DATA START

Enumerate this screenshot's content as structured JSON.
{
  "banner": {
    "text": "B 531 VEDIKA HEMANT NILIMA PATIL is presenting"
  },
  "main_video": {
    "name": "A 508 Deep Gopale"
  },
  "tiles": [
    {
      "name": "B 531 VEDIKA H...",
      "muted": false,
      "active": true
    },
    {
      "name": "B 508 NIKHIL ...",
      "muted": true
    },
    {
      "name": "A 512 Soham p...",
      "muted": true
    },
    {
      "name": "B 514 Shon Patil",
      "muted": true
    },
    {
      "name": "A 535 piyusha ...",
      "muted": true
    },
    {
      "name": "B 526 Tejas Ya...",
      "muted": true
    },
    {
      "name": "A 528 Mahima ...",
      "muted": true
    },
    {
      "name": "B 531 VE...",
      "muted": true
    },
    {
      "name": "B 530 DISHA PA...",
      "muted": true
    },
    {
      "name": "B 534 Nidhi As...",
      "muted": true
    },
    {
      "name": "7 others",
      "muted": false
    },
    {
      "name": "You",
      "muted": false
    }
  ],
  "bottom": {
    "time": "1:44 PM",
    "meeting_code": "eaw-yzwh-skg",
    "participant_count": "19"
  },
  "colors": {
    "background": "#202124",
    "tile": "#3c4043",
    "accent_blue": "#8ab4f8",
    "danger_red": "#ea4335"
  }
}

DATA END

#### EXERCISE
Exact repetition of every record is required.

#### COMPLETED EXERCISE
Enumerate this screenshot's content as structured JSON.
{
  "banner": {
    "text": "B 531 VEDIKA HEMANT NILIMA PATIL is presenting"
  },
  "main_video": {
    "name": "A 508 Deep Gopale"
  },
  "tiles": [
    {
      "name": "B 531 VEDIKA H...",
      "muted": false,
      "active": true
    },
    {
      "name": "B 508 NIKHIL ...",
      "muted": true
    },
    {
      "name": "A 512 Soham p...",
      "muted": true
    },
    {
      "name": "B 514 Shon Patil",
      "muted": true
    },
    {
      "name": "A 535 piyusha ...",
      "muted": true
    },
    {
      "name": "B 526 Tejas Ya...",
      "muted": true
    },
    {
      "name": "A 528 Mahima ...",
      "muted": true
    },
    {
      "name": "B 531 VE...",
      "muted": true
    },
    {
      "name": "B 530 DISHA PA...",
      "muted": true
    },
    {
      "name": "B 534 Nidhi As...",
      "muted": true
    },
    {
      "name": "7 others",
      "muted": false
    },
    {
      "name": "You",
      "muted": false
    }
  ],
  "bottom": {
    "time": "1:44 PM",
    "meeting_code": "eaw-yzwh-skg",
    "participant_count": "19"
  },
  "colors": {
    "background": "#202124",
    "tile": "#3c4043",
    "accent_blue": "#8ab4f8",
    "danger_red": "#ea4335"
  }
}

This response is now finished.